*Work required:* Repeat each entry exactly; omit all pictures.

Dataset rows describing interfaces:
■ ■ ■ ■ ■

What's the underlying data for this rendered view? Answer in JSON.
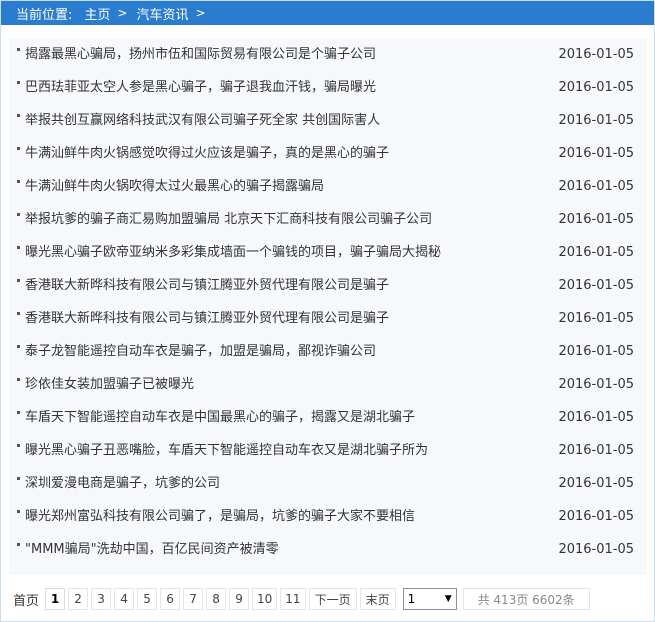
{
  "breadcrumb": {
    "label": "当前位置:",
    "home": "主页",
    "current": "汽车资讯",
    "separator": ">"
  },
  "articles": [
    {
      "title": "揭露最黑心骗局，扬州市伍和国际贸易有限公司是个骗子公司",
      "date": "2016-01-05"
    },
    {
      "title": "巴西珐菲亚太空人参是黑心骗子，骗子退我血汗钱，骗局曝光",
      "date": "2016-01-05"
    },
    {
      "title": "举报共创互赢网络科技武汉有限公司骗子死全家 共创国际害人",
      "date": "2016-01-05"
    },
    {
      "title": "牛满汕鲜牛肉火锅感觉吹得过火应该是骗子，真的是黑心的骗子",
      "date": "2016-01-05"
    },
    {
      "title": "牛满汕鲜牛肉火锅吹得太过火最黑心的骗子揭露骗局",
      "date": "2016-01-05"
    },
    {
      "title": "举报坑爹的骗子商汇易购加盟骗局 北京天下汇商科技有限公司骗子公司",
      "date": "2016-01-05"
    },
    {
      "title": "曝光黑心骗子欧帝亚纳米多彩集成墙面一个骗钱的项目，骗子骗局大揭秘",
      "date": "2016-01-05"
    },
    {
      "title": "香港联大新晔科技有限公司与镇江腾亚外贸代理有限公司是骗子",
      "date": "2016-01-05"
    },
    {
      "title": "香港联大新晔科技有限公司与镇江腾亚外贸代理有限公司是骗子",
      "date": "2016-01-05"
    },
    {
      "title": "泰子龙智能遥控自动车衣是骗子，加盟是骗局，鄙视诈骗公司",
      "date": "2016-01-05"
    },
    {
      "title": "珍依佳女装加盟骗子已被曝光",
      "date": "2016-01-05"
    },
    {
      "title": "车盾天下智能遥控自动车衣是中国最黑心的骗子，揭露又是湖北骗子",
      "date": "2016-01-05"
    },
    {
      "title": "曝光黑心骗子丑恶嘴脸，车盾天下智能遥控自动车衣又是湖北骗子所为",
      "date": "2016-01-05"
    },
    {
      "title": "深圳爱漫电商是骗子，坑爹的公司",
      "date": "2016-01-05"
    },
    {
      "title": "曝光郑州富弘科技有限公司骗了，是骗局，坑爹的骗子大家不要相信",
      "date": "2016-01-05"
    },
    {
      "title": "\"MMM骗局\"洗劫中国，百亿民间资产被清零",
      "date": "2016-01-05"
    }
  ],
  "pagination": {
    "first": "首页",
    "pages": [
      "1",
      "2",
      "3",
      "4",
      "5",
      "6",
      "7",
      "8",
      "9",
      "10",
      "11"
    ],
    "current": "1",
    "next": "下一页",
    "last": "末页",
    "select_value": "1",
    "total": "共 413页 6602条"
  }
}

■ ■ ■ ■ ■

*Response to the task:*
What's the underlying data for this rendered view? Answer in JSON.
{
  "breadcrumb": {
    "label": "当前位置:",
    "home": "主页",
    "current": "汽车资讯",
    "separator": ">"
  },
  "articles": [
    {
      "title": "揭露最黑心骗局，扬州市伍和国际贸易有限公司是个骗子公司",
      "date": "2016-01-05"
    },
    {
      "title": "巴西珐菲亚太空人参是黑心骗子，骗子退我血汗钱，骗局曝光",
      "date": "2016-01-05"
    },
    {
      "title": "举报共创互赢网络科技武汉有限公司骗子死全家 共创国际害人",
      "date": "2016-01-05"
    },
    {
      "title": "牛满汕鲜牛肉火锅感觉吹得过火应该是骗子，真的是黑心的骗子",
      "date": "2016-01-05"
    },
    {
      "title": "牛满汕鲜牛肉火锅吹得太过火最黑心的骗子揭露骗局",
      "date": "2016-01-05"
    },
    {
      "title": "举报坑爹的骗子商汇易购加盟骗局 北京天下汇商科技有限公司骗子公司",
      "date": "2016-01-05"
    },
    {
      "title": "曝光黑心骗子欧帝亚纳米多彩集成墙面一个骗钱的项目，骗子骗局大揭秘",
      "date": "2016-01-05"
    },
    {
      "title": "香港联大新晔科技有限公司与镇江腾亚外贸代理有限公司是骗子",
      "date": "2016-01-05"
    },
    {
      "title": "香港联大新晔科技有限公司与镇江腾亚外贸代理有限公司是骗子",
      "date": "2016-01-05"
    },
    {
      "title": "泰子龙智能遥控自动车衣是骗子，加盟是骗局，鄙视诈骗公司",
      "date": "2016-01-05"
    },
    {
      "title": "珍依佳女装加盟骗子已被曝光",
      "date": "2016-01-05"
    },
    {
      "title": "车盾天下智能遥控自动车衣是中国最黑心的骗子，揭露又是湖北骗子",
      "date": "2016-01-05"
    },
    {
      "title": "曝光黑心骗子丑恶嘴脸，车盾天下智能遥控自动车衣又是湖北骗子所为",
      "date": "2016-01-05"
    },
    {
      "title": "深圳爱漫电商是骗子，坑爹的公司",
      "date": "2016-01-05"
    },
    {
      "title": "曝光郑州富弘科技有限公司骗了，是骗局，坑爹的骗子大家不要相信",
      "date": "2016-01-05"
    },
    {
      "title": "\"MMM骗局\"洗劫中国，百亿民间资产被清零",
      "date": "2016-01-05"
    }
  ],
  "pagination": {
    "first": "首页",
    "pages": [
      "1",
      "2",
      "3",
      "4",
      "5",
      "6",
      "7",
      "8",
      "9",
      "10",
      "11"
    ],
    "current": "1",
    "next": "下一页",
    "last": "末页",
    "select_value": "1",
    "total": "共 413页 6602条"
  }
}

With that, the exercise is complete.